▶ [Try it]
Show each line of the data below in which "annotation" occurs.
Data for this exercise START
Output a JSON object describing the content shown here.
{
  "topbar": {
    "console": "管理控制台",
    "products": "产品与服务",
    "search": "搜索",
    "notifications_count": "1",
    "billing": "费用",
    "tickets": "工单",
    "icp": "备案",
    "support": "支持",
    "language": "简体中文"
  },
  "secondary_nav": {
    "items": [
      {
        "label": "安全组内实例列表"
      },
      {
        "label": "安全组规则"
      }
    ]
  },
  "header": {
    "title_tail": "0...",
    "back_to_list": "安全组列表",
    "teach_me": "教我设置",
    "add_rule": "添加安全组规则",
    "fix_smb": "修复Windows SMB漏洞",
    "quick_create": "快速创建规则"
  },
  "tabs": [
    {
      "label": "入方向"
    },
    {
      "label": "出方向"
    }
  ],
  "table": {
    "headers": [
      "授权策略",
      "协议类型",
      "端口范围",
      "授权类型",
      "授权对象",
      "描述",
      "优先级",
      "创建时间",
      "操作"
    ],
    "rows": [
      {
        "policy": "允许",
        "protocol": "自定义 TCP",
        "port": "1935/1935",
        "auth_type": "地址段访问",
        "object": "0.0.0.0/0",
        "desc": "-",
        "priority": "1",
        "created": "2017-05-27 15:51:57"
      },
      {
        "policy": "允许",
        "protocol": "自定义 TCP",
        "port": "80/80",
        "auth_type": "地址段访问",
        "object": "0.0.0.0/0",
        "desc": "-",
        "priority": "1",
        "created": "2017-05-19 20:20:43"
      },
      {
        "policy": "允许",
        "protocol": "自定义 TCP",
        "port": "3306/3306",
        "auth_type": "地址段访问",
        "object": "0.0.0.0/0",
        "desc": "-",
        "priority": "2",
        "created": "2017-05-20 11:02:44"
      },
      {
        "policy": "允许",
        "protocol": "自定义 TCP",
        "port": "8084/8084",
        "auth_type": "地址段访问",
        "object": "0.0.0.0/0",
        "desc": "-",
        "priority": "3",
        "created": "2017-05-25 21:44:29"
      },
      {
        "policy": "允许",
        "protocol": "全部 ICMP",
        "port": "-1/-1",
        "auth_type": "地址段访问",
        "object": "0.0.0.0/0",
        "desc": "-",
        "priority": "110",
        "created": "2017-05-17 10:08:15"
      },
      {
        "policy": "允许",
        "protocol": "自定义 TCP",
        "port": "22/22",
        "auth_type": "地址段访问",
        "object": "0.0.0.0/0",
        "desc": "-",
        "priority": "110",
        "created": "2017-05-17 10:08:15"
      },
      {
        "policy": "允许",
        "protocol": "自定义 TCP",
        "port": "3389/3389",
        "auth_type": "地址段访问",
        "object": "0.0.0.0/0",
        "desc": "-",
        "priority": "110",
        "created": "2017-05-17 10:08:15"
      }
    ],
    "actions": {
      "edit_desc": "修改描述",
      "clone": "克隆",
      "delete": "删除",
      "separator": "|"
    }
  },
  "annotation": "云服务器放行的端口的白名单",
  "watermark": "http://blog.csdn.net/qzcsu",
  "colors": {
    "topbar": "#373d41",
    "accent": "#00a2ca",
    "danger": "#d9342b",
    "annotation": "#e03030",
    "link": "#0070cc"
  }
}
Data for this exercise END
▶ [Exercise output]
  "annotation": "云服务器放行的端口的白名单",
    "annotation": "#e03030",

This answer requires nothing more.